Pope in Santa Marta: We often see tragedies in the paper... and simply turn the page
Pope Francis reflected on the Gospel passage recounting the miraculous healing of the son of the widow of Naim, once again drawing attention to indifference in society.
“So often we see the news on TV, or on the cover of the paper, the tragedies… ‘Look, in that country the children don’t have enough to eat; in that country the children are forced to be soldiers; in that country women are enslaved; in that country… Oh, what a calamity! Poor people…’ So we turn the page and go to read a novel or the soap operas that come after. This is not Christian.”
The pope concluded by asking Christians to examine their ability to sympathize and suffer with others.
EXTRACTS OF POPE'S HOMILY IN ENGLISH
“Compassion is a sentiment that gets involved, it is a sentiment of the heart, of the viscera, it involves the whole person.
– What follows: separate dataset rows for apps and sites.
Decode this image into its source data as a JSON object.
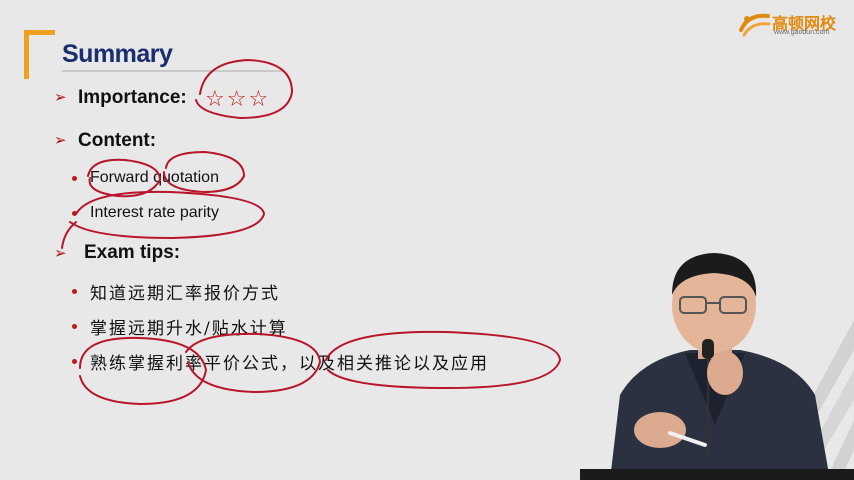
{
  "header": {
    "title": "Summary",
    "logo_cn": "高顿网校",
    "logo_url": "www.gaodun.com"
  },
  "importance": {
    "label": "Importance:",
    "stars": "☆☆☆",
    "star_count": 3
  },
  "content": {
    "label": "Content:",
    "items": [
      "Forward quotation",
      "Interest rate parity"
    ]
  },
  "exam_tips": {
    "label": "Exam tips:",
    "items": [
      "知道远期汇率报价方式",
      "掌握远期升水/贴水计算",
      "熟练掌握利率平价公式，以及相关推论以及应用"
    ]
  },
  "colors": {
    "title": "#1a2d6e",
    "accent": "#f0a020",
    "bullet": "#c01818",
    "ink": "#b8142a",
    "background": "#e8e8e8"
  },
  "icons": [
    "arrow-bullet-icon",
    "dot-bullet-icon",
    "star-icon",
    "gaodun-logo-icon"
  ]
}
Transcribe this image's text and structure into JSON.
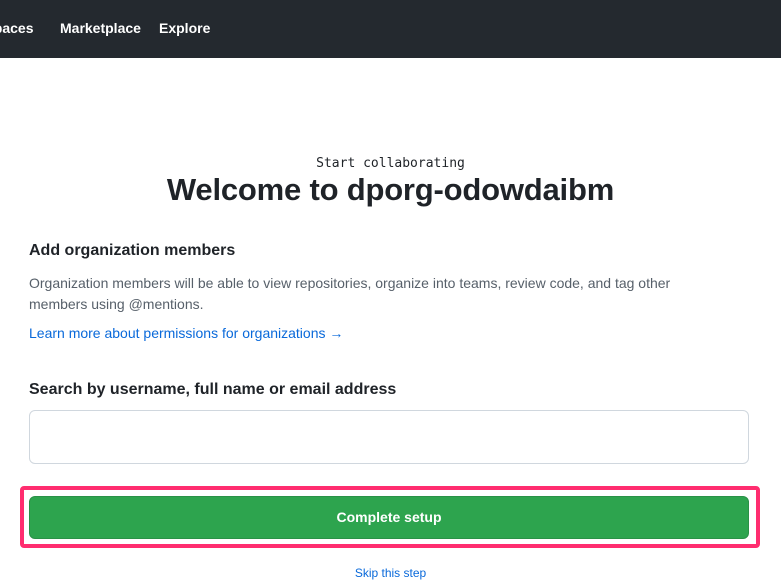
{
  "header": {
    "nav": [
      {
        "label": "spaces"
      },
      {
        "label": "Marketplace"
      },
      {
        "label": "Explore"
      }
    ]
  },
  "main": {
    "eyebrow": "Start collaborating",
    "title": "Welcome to dporg-odowdaibm",
    "section_heading": "Add organization members",
    "section_description": "Organization members will be able to view repositories, organize into teams, review code, and tag other members using @mentions.",
    "permissions_link": "Learn more about permissions for organizations →",
    "search_label": "Search by username, full name or email address",
    "search_value": "",
    "complete_button": "Complete setup",
    "skip_link": "Skip this step"
  },
  "colors": {
    "header_bg": "#24292f",
    "primary_green": "#2da44e",
    "link_blue": "#0969da",
    "highlight": "#ff2d6f"
  }
}
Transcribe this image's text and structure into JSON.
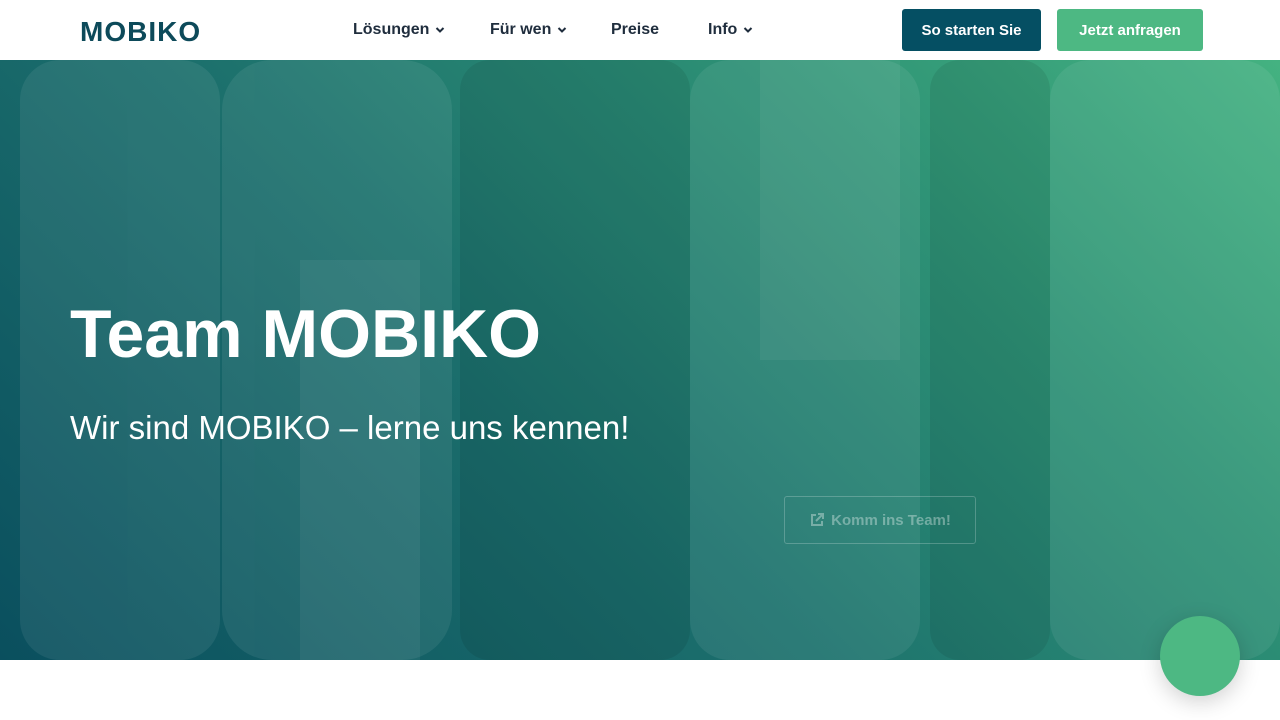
{
  "brand": {
    "logo_text": "MOBIKO",
    "primary_color": "#054f63",
    "accent_color": "#4db883"
  },
  "nav": {
    "items": [
      {
        "label": "Lösungen",
        "has_dropdown": true,
        "icon": "chevron-down-icon"
      },
      {
        "label": "Für wen",
        "has_dropdown": true,
        "icon": "chevron-down-icon"
      },
      {
        "label": "Preise",
        "has_dropdown": false
      },
      {
        "label": "Info",
        "has_dropdown": true,
        "icon": "chevron-down-icon"
      }
    ],
    "cta_primary": "So starten Sie",
    "cta_secondary": "Jetzt anfragen"
  },
  "hero": {
    "title": "Team MOBIKO",
    "subtitle": "Wir sind MOBIKO – lerne uns kennen!",
    "join_button": {
      "label": "Komm ins Team!",
      "icon": "external-link-icon"
    }
  },
  "chat": {
    "icon": "chat-bubble-icon"
  }
}
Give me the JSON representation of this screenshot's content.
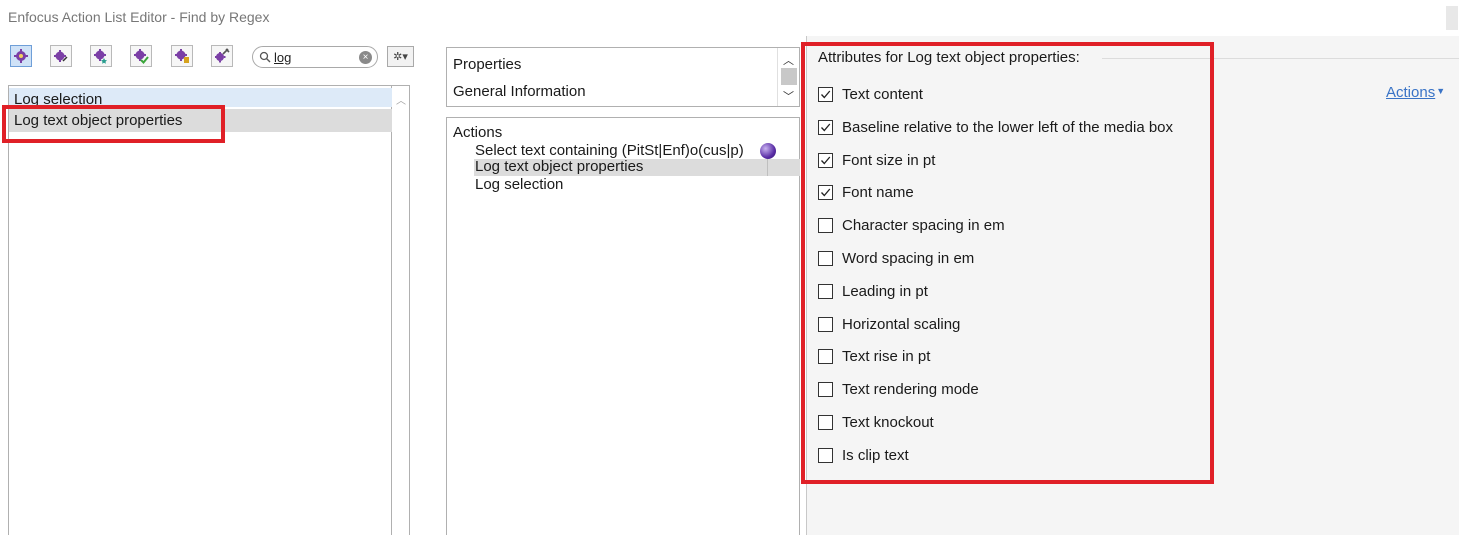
{
  "window": {
    "title": "Enfocus Action List Editor - Find by Regex"
  },
  "toolbar": {
    "buttons": [
      "actions-all-icon",
      "actions-edit-icon",
      "actions-favorites-icon",
      "actions-check-icon",
      "actions-fix-icon",
      "actions-tools-icon"
    ],
    "search": {
      "value": "log",
      "placeholder": ""
    },
    "options_glyph": "✲▾"
  },
  "left_list": {
    "items": [
      {
        "label": "Log selection"
      },
      {
        "label": "Log text object properties"
      }
    ]
  },
  "properties_panel": {
    "rows": [
      {
        "label": "Properties"
      },
      {
        "label": "General Information"
      }
    ]
  },
  "actions_panel": {
    "header": "Actions",
    "items": [
      {
        "label": "Select text containing (PitSt|Enf)o(cus|p)"
      },
      {
        "label": "Log text object properties"
      },
      {
        "label": "Log selection"
      }
    ]
  },
  "attributes": {
    "title": "Attributes for Log text object properties:",
    "actions_link": "Actions",
    "items": [
      {
        "label": "Text content",
        "checked": true
      },
      {
        "label": "Baseline relative to the lower left of the media box",
        "checked": true
      },
      {
        "label": "Font size in pt",
        "checked": true
      },
      {
        "label": "Font name",
        "checked": true
      },
      {
        "label": "Character spacing in em",
        "checked": false
      },
      {
        "label": "Word spacing in em",
        "checked": false
      },
      {
        "label": "Leading in pt",
        "checked": false
      },
      {
        "label": "Horizontal scaling",
        "checked": false
      },
      {
        "label": "Text rise in pt",
        "checked": false
      },
      {
        "label": "Text rendering mode",
        "checked": false
      },
      {
        "label": "Text knockout",
        "checked": false
      },
      {
        "label": "Is clip text",
        "checked": false
      }
    ]
  },
  "colors": {
    "highlight_red": "#e02027",
    "selection_gray": "#dcdcdc",
    "selection_blue": "#ddeaf8",
    "link_blue": "#3973c6",
    "toolbar_icon_purple": "#7b3fa6"
  }
}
It’s not the same as “pain,” or of [saying] “How sad, poor people!”: No, it’s not the same. Compassion gets involved. It is “suffering with.” This is compassion. The Lord is involved in the lives of a widow, of an orphan. “But say there” [people might say]… You have a whole crowd here, why don’t you talk to the crowd? Leave them… Life is like that… Those are tragedies that just happen…” No. For Him, that widow and that dead orphan were more important than the crowds He was speaking to and that were following Him. The Lord, with His compassion, was involved in this case. He had compassion.”
“Drawing near is touching the reality. Touching. Not looking at it from a distance. He had compassion—the first word. He drew near—the second word. Then He performs the miracle. Jesus does not say, ‘So long, I’m continuing on my way.’ No. He takes the child, and what does it say? ‘He restored him to his mother.’ To restore: the third word. Jesus performs miracles to restore, to return people to their proper place. And that is what He did with the redemption. He had compassion—God had compassion—He drew near to us in His Son, and He restored all of us to the dignity of children of God. He has re-created all of us.”
“So often we see the news on TV, or the cover of the paper, the tragedies… ‘But look, in that country the children don’t have enough to eat; in that country the children are forced to be soldiers; in that country women are enslaved; in that country… Oh, what a calamity! Poor people…’ Many pages are written in the novel, in the TV shows that come after. And this is not Christian. And the question I ask now, looking at everyone, including myself, is, ‘Am I able to have compassion? To pray? When I see these things, that they bring to me at home, through the media… am I moved in the depths of my being? Does my heart suffer with those people; or do I feel pain, do I say, “Poor people,” and the like?’ And if you can’t have compassion, ask for the grace: ‘Lord, give me the grace of compassion.”